Records supplied START
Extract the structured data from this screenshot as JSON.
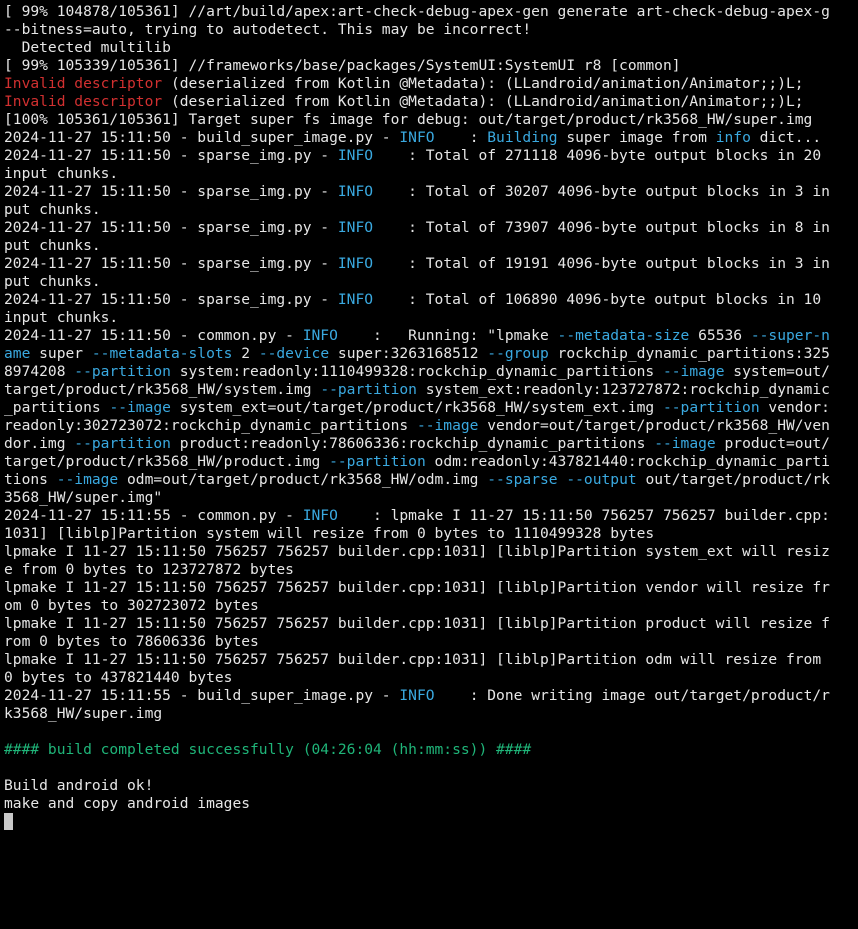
{
  "terminal": {
    "lines": [
      [
        {
          "t": "[ 99% 104878/105361] //art/build/apex:art-check-debug-apex-gen generate art-check-debug-apex-g",
          "c": "plain"
        }
      ],
      [
        {
          "t": "--bitness=auto, trying to autodetect. This may be incorrect!",
          "c": "plain"
        }
      ],
      [
        {
          "t": "  Detected multilib",
          "c": "plain"
        }
      ],
      [
        {
          "t": "[ 99% 105339/105361] //frameworks/base/packages/SystemUI:SystemUI r8 [common]",
          "c": "plain"
        }
      ],
      [
        {
          "t": "Invalid descriptor",
          "c": "red"
        },
        {
          "t": " (deserialized from Kotlin @Metadata): (LLandroid/animation/Animator;;)L;",
          "c": "plain"
        }
      ],
      [
        {
          "t": "Invalid descriptor",
          "c": "red"
        },
        {
          "t": " (deserialized from Kotlin @Metadata): (LLandroid/animation/Animator;;)L;",
          "c": "plain"
        }
      ],
      [
        {
          "t": "[100% 105361/105361] Target super fs image for debug: out/target/product/rk3568_HW/super.img",
          "c": "plain"
        }
      ],
      [
        {
          "t": "2024-11-27 15:11:50 - build_super_image.py - ",
          "c": "plain"
        },
        {
          "t": "INFO",
          "c": "cyan"
        },
        {
          "t": "    : ",
          "c": "plain"
        },
        {
          "t": "Building",
          "c": "cyan"
        },
        {
          "t": " super image from ",
          "c": "plain"
        },
        {
          "t": "info",
          "c": "cyan"
        },
        {
          "t": " dict...",
          "c": "plain"
        }
      ],
      [
        {
          "t": "2024-11-27 15:11:50 - sparse_img.py - ",
          "c": "plain"
        },
        {
          "t": "INFO",
          "c": "cyan"
        },
        {
          "t": "    : Total of 271118 4096-byte output blocks in 20",
          "c": "plain"
        }
      ],
      [
        {
          "t": "input chunks.",
          "c": "plain"
        }
      ],
      [
        {
          "t": "2024-11-27 15:11:50 - sparse_img.py - ",
          "c": "plain"
        },
        {
          "t": "INFO",
          "c": "cyan"
        },
        {
          "t": "    : Total of 30207 4096-byte output blocks in 3 in",
          "c": "plain"
        }
      ],
      [
        {
          "t": "put chunks.",
          "c": "plain"
        }
      ],
      [
        {
          "t": "2024-11-27 15:11:50 - sparse_img.py - ",
          "c": "plain"
        },
        {
          "t": "INFO",
          "c": "cyan"
        },
        {
          "t": "    : Total of 73907 4096-byte output blocks in 8 in",
          "c": "plain"
        }
      ],
      [
        {
          "t": "put chunks.",
          "c": "plain"
        }
      ],
      [
        {
          "t": "2024-11-27 15:11:50 - sparse_img.py - ",
          "c": "plain"
        },
        {
          "t": "INFO",
          "c": "cyan"
        },
        {
          "t": "    : Total of 19191 4096-byte output blocks in 3 in",
          "c": "plain"
        }
      ],
      [
        {
          "t": "put chunks.",
          "c": "plain"
        }
      ],
      [
        {
          "t": "2024-11-27 15:11:50 - sparse_img.py - ",
          "c": "plain"
        },
        {
          "t": "INFO",
          "c": "cyan"
        },
        {
          "t": "    : Total of 106890 4096-byte output blocks in 10",
          "c": "plain"
        }
      ],
      [
        {
          "t": "input chunks.",
          "c": "plain"
        }
      ],
      [
        {
          "t": "2024-11-27 15:11:50 - common.py - ",
          "c": "plain"
        },
        {
          "t": "INFO",
          "c": "cyan"
        },
        {
          "t": "    :   Running: \"lpmake ",
          "c": "plain"
        },
        {
          "t": "--metadata-size",
          "c": "cyan"
        },
        {
          "t": " 65536 ",
          "c": "plain"
        },
        {
          "t": "--super-n",
          "c": "cyan"
        }
      ],
      [
        {
          "t": "ame",
          "c": "cyan"
        },
        {
          "t": " super ",
          "c": "plain"
        },
        {
          "t": "--metadata-slots",
          "c": "cyan"
        },
        {
          "t": " 2 ",
          "c": "plain"
        },
        {
          "t": "--device",
          "c": "cyan"
        },
        {
          "t": " super:3263168512 ",
          "c": "plain"
        },
        {
          "t": "--group",
          "c": "cyan"
        },
        {
          "t": " rockchip_dynamic_partitions:325",
          "c": "plain"
        }
      ],
      [
        {
          "t": "8974208 ",
          "c": "plain"
        },
        {
          "t": "--partition",
          "c": "cyan"
        },
        {
          "t": " system:readonly:1110499328:rockchip_dynamic_partitions ",
          "c": "plain"
        },
        {
          "t": "--image",
          "c": "cyan"
        },
        {
          "t": " system=out/",
          "c": "plain"
        }
      ],
      [
        {
          "t": "target/product/rk3568_HW/system.img ",
          "c": "plain"
        },
        {
          "t": "--partition",
          "c": "cyan"
        },
        {
          "t": " system_ext:readonly:123727872:rockchip_dynamic",
          "c": "plain"
        }
      ],
      [
        {
          "t": "_partitions ",
          "c": "plain"
        },
        {
          "t": "--image",
          "c": "cyan"
        },
        {
          "t": " system_ext=out/target/product/rk3568_HW/system_ext.img ",
          "c": "plain"
        },
        {
          "t": "--partition",
          "c": "cyan"
        },
        {
          "t": " vendor:",
          "c": "plain"
        }
      ],
      [
        {
          "t": "readonly:302723072:rockchip_dynamic_partitions ",
          "c": "plain"
        },
        {
          "t": "--image",
          "c": "cyan"
        },
        {
          "t": " vendor=out/target/product/rk3568_HW/ven",
          "c": "plain"
        }
      ],
      [
        {
          "t": "dor.img ",
          "c": "plain"
        },
        {
          "t": "--partition",
          "c": "cyan"
        },
        {
          "t": " product:readonly:78606336:rockchip_dynamic_partitions ",
          "c": "plain"
        },
        {
          "t": "--image",
          "c": "cyan"
        },
        {
          "t": " product=out/",
          "c": "plain"
        }
      ],
      [
        {
          "t": "target/product/rk3568_HW/product.img ",
          "c": "plain"
        },
        {
          "t": "--partition",
          "c": "cyan"
        },
        {
          "t": " odm:readonly:437821440:rockchip_dynamic_parti",
          "c": "plain"
        }
      ],
      [
        {
          "t": "tions ",
          "c": "plain"
        },
        {
          "t": "--image",
          "c": "cyan"
        },
        {
          "t": " odm=out/target/product/rk3568_HW/odm.img ",
          "c": "plain"
        },
        {
          "t": "--sparse",
          "c": "cyan"
        },
        {
          "t": " ",
          "c": "plain"
        },
        {
          "t": "--output",
          "c": "cyan"
        },
        {
          "t": " out/target/product/rk",
          "c": "plain"
        }
      ],
      [
        {
          "t": "3568_HW/super.img\"",
          "c": "plain"
        }
      ],
      [
        {
          "t": "2024-11-27 15:11:55 - common.py - ",
          "c": "plain"
        },
        {
          "t": "INFO",
          "c": "cyan"
        },
        {
          "t": "    : lpmake I 11-27 15:11:50 756257 756257 builder.cpp:",
          "c": "plain"
        }
      ],
      [
        {
          "t": "1031] [liblp]Partition system will resize from 0 bytes to 1110499328 bytes",
          "c": "plain"
        }
      ],
      [
        {
          "t": "lpmake I 11-27 15:11:50 756257 756257 builder.cpp:1031] [liblp]Partition system_ext will resiz",
          "c": "plain"
        }
      ],
      [
        {
          "t": "e from 0 bytes to 123727872 bytes",
          "c": "plain"
        }
      ],
      [
        {
          "t": "lpmake I 11-27 15:11:50 756257 756257 builder.cpp:1031] [liblp]Partition vendor will resize fr",
          "c": "plain"
        }
      ],
      [
        {
          "t": "om 0 bytes to 302723072 bytes",
          "c": "plain"
        }
      ],
      [
        {
          "t": "lpmake I 11-27 15:11:50 756257 756257 builder.cpp:1031] [liblp]Partition product will resize f",
          "c": "plain"
        }
      ],
      [
        {
          "t": "rom 0 bytes to 78606336 bytes",
          "c": "plain"
        }
      ],
      [
        {
          "t": "lpmake I 11-27 15:11:50 756257 756257 builder.cpp:1031] [liblp]Partition odm will resize from",
          "c": "plain"
        }
      ],
      [
        {
          "t": "0 bytes to 437821440 bytes",
          "c": "plain"
        }
      ],
      [
        {
          "t": "2024-11-27 15:11:55 - build_super_image.py - ",
          "c": "plain"
        },
        {
          "t": "INFO",
          "c": "cyan"
        },
        {
          "t": "    : Done writing image out/target/product/r",
          "c": "plain"
        }
      ],
      [
        {
          "t": "k3568_HW/super.img",
          "c": "plain"
        }
      ],
      [],
      [
        {
          "t": "#### build completed successfully (04:26:04 (hh:mm:ss)) ####",
          "c": "green"
        }
      ],
      [],
      [
        {
          "t": "Build android ok!",
          "c": "plain"
        }
      ],
      [
        {
          "t": "make and copy android images",
          "c": "plain"
        }
      ]
    ]
  },
  "colors": {
    "background": "#000000",
    "text": "#e6e6e6",
    "error": "#d23030",
    "info": "#3aa9e0",
    "success": "#1fb579",
    "cursor": "#c8c8c8"
  }
}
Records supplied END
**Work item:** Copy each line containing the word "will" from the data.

**Output:**
          "t": "1031] [liblp]Partition system will resize from 0 bytes to 1110499328 bytes",
          "t": "lpmake I 11-27 15:11:50 756257 756257 builder.cpp:1031] [liblp]Partition system_ext will resiz",
          "t": "lpmake I 11-27 15:11:50 756257 756257 builder.cpp:1031] [liblp]Partition vendor will resize fr",
          "t": "lpmake I 11-27 15:11:50 756257 756257 builder.cpp:1031] [liblp]Partition product will resize f",
          "t": "lpmake I 11-27 15:11:50 756257 756257 builder.cpp:1031] [liblp]Partition odm will resize from",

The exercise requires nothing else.